## WORK REQUIRED
Your answer is a number only: how many lines in the data below contain "Группы"?

## SUPPLIED ENTRIES
..........
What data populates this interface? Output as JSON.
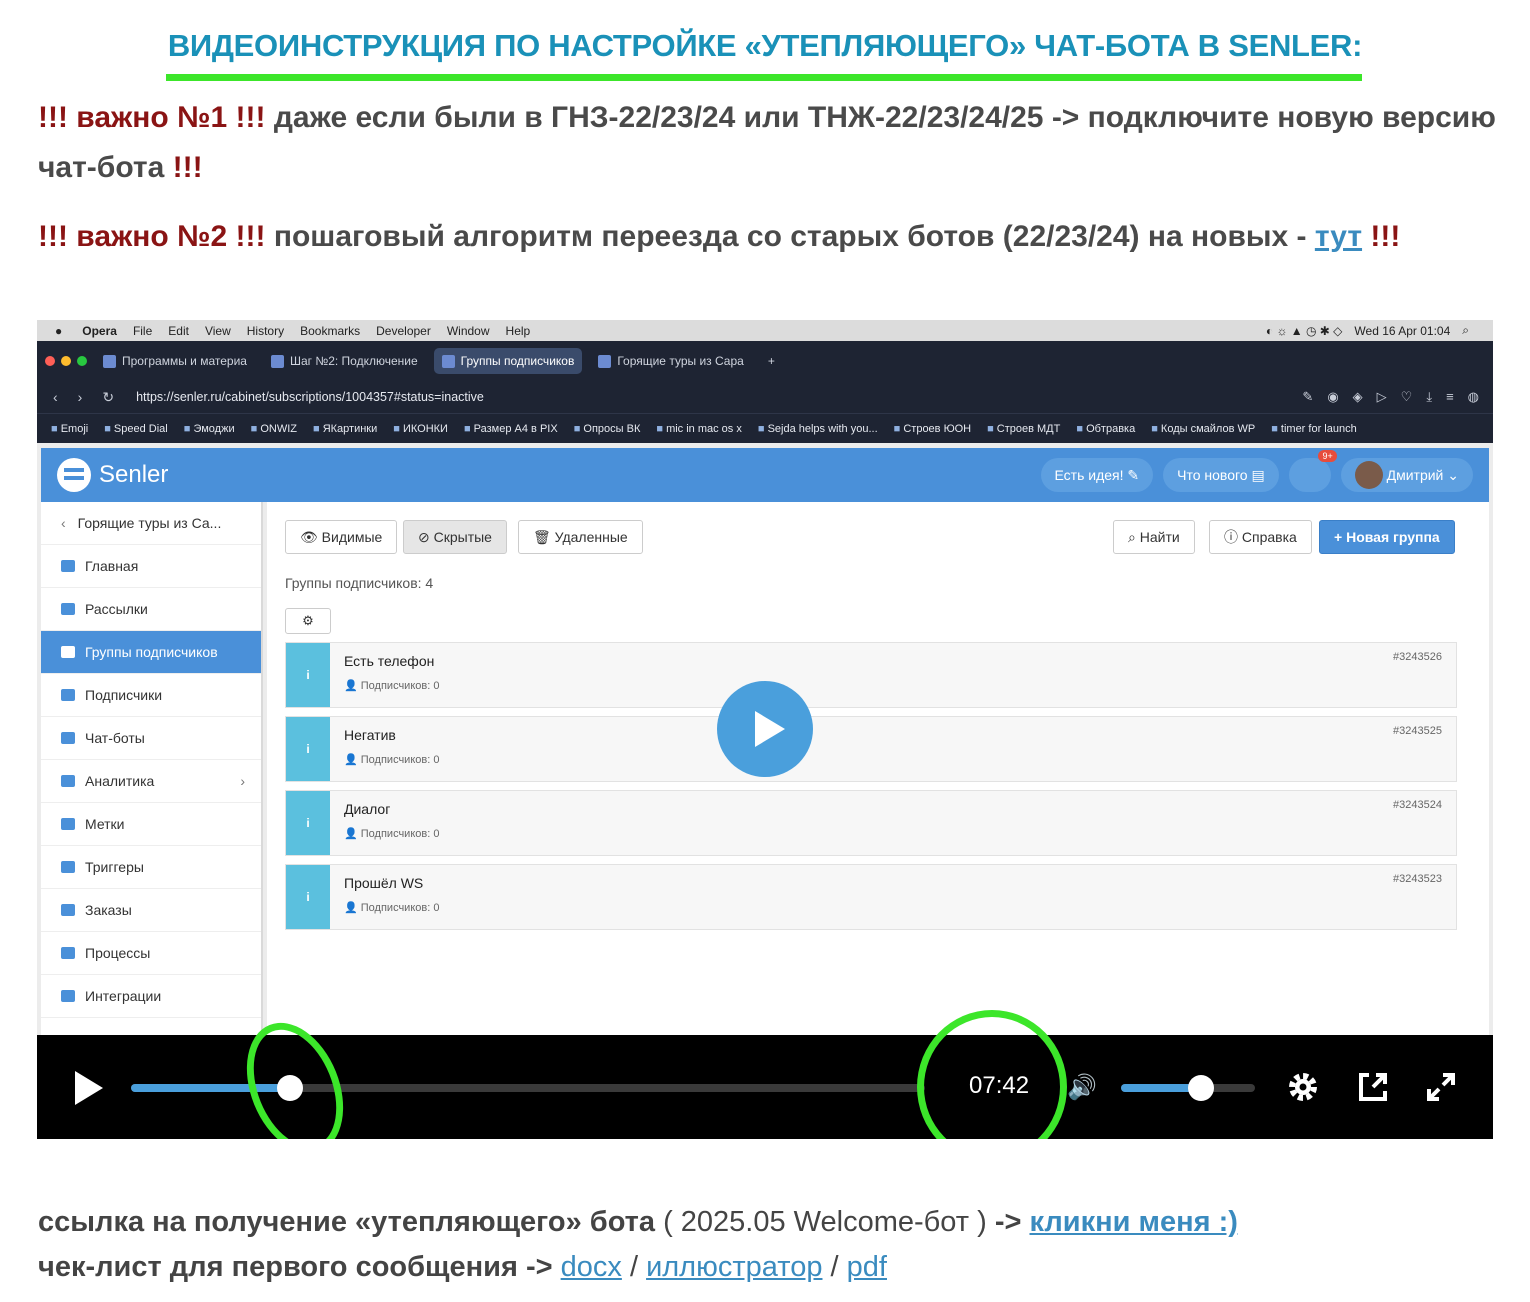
{
  "title": "ВИДЕОИНСТРУКЦИЯ ПО НАСТРОЙКЕ «УТЕПЛЯЮЩЕГО» ЧАТ-БОТА В SENLER:",
  "note1": {
    "prefix": "!!! важно №1 !!!",
    "text": " даже если были в ГНЗ-22/23/24 или ТНЖ-22/23/24/25 -> подключите новую версию чат-бота ",
    "suffix": "!!!"
  },
  "note2": {
    "prefix": "!!! важно №2 !!!",
    "text": " пошаговый алгоритм переезда со старых ботов (22/23/24) на новых - ",
    "link": "тут",
    "suffix": " !!!"
  },
  "video": {
    "mac_menu": [
      "Opera",
      "File",
      "Edit",
      "View",
      "History",
      "Bookmarks",
      "Developer",
      "Window",
      "Help"
    ],
    "mac_datetime": "Wed 16 Apr 01:04",
    "tabs": [
      {
        "label": "Программы и материа"
      },
      {
        "label": "Шаг №2: Подключение"
      },
      {
        "label": "Группы подписчиков"
      },
      {
        "label": "Горящие туры из Сара"
      }
    ],
    "url": "https://senler.ru/cabinet/subscriptions/1004357#status=inactive",
    "bookmarks": [
      "Emoji",
      "Speed Dial",
      "Эмоджи",
      "ONWIZ",
      "ЯКартинки",
      "ИКОНКИ",
      "Размер А4 в PIX",
      "Опросы ВК",
      "mic in mac os x",
      "Sejda helps with you...",
      "Строев ЮОН",
      "Строев МДТ",
      "Обтравка",
      "Коды смайлов WP",
      "timer for launch"
    ],
    "senler": {
      "logo": "Senler",
      "idea_btn": "Есть идея!",
      "news_btn": "Что нового",
      "badge": "9+",
      "user": "Дмитрий",
      "sidebar": [
        {
          "label": "Горящие туры из Са..."
        },
        {
          "label": "Главная"
        },
        {
          "label": "Рассылки"
        },
        {
          "label": "Группы подписчиков"
        },
        {
          "label": "Подписчики"
        },
        {
          "label": "Чат-боты"
        },
        {
          "label": "Аналитика"
        },
        {
          "label": "Метки"
        },
        {
          "label": "Триггеры"
        },
        {
          "label": "Заказы"
        },
        {
          "label": "Процессы"
        },
        {
          "label": "Интеграции"
        }
      ],
      "filter_visible": "Видимые",
      "filter_hidden": "Скрытые",
      "filter_deleted": "Удаленные",
      "find_btn": "Найти",
      "help_btn": "Справка",
      "new_group_btn": "Новая группа",
      "groups_count": "Группы подписчиков: 4",
      "groups": [
        {
          "name": "Есть телефон",
          "subs": "Подписчиков: 0",
          "id": "#3243526"
        },
        {
          "name": "Негатив",
          "subs": "Подписчиков: 0",
          "id": "#3243525"
        },
        {
          "name": "Диалог",
          "subs": "Подписчиков: 0",
          "id": "#3243524"
        },
        {
          "name": "Прошёл WS",
          "subs": "Подписчиков: 0",
          "id": "#3243523"
        }
      ]
    },
    "player": {
      "time": "07:42",
      "progress": 0.2,
      "volume": 0.6
    }
  },
  "footer": {
    "line1_text": "ссылка на получение «утепляющего» бота",
    "line1_meta": " ( 2025.05 Welcome-бот ) ",
    "line1_arrow": "->",
    "line1_link": "кликни меня :)",
    "line2_text": "чек-лист для первого сообщения ->",
    "link_docx": "docx",
    "link_illustrator": "иллюстратор",
    "link_pdf": "pdf"
  },
  "colors": {
    "title": "#1a91b8",
    "underline": "#3ce62a",
    "important": "#8a1414",
    "link": "#3a8bbf",
    "senler_blue": "#4a90d9"
  }
}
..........
## WRITTEN ANSWER
3